- **Your instructions**: Each line of the data should be duplicated precisely.
[[ Data to use, beginning ]]
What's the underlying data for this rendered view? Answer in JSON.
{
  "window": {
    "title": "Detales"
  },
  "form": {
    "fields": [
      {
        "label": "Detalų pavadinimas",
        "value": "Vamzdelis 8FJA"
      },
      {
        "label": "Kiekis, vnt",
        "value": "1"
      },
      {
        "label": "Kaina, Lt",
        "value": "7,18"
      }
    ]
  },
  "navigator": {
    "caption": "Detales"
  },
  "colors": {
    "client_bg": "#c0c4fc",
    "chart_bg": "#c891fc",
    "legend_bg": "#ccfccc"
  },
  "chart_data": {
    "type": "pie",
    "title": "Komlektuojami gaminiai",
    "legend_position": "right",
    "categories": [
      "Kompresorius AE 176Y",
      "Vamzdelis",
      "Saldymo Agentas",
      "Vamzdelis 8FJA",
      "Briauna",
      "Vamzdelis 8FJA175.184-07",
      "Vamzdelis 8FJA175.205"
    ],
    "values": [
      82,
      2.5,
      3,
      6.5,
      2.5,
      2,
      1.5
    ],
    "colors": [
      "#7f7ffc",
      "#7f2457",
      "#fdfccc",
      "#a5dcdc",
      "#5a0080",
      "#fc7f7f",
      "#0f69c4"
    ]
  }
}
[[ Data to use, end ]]
- **Written solution**:
What's the underlying data for this rendered view? Answer in JSON.
{
  "window": {
    "title": "Detales"
  },
  "form": {
    "fields": [
      {
        "label": "Detalų pavadinimas",
        "value": "Vamzdelis 8FJA"
      },
      {
        "label": "Kiekis, vnt",
        "value": "1"
      },
      {
        "label": "Kaina, Lt",
        "value": "7,18"
      }
    ]
  },
  "navigator": {
    "caption": "Detales"
  },
  "colors": {
    "client_bg": "#c0c4fc",
    "chart_bg": "#c891fc",
    "legend_bg": "#ccfccc"
  },
  "chart_data": {
    "type": "pie",
    "title": "Komlektuojami gaminiai",
    "legend_position": "right",
    "categories": [
      "Kompresorius AE 176Y",
      "Vamzdelis",
      "Saldymo Agentas",
      "Vamzdelis 8FJA",
      "Briauna",
      "Vamzdelis 8FJA175.184-07",
      "Vamzdelis 8FJA175.205"
    ],
    "values": [
      82,
      2.5,
      3,
      6.5,
      2.5,
      2,
      1.5
    ],
    "colors": [
      "#7f7ffc",
      "#7f2457",
      "#fdfccc",
      "#a5dcdc",
      "#5a0080",
      "#fc7f7f",
      "#0f69c4"
    ]
  }
}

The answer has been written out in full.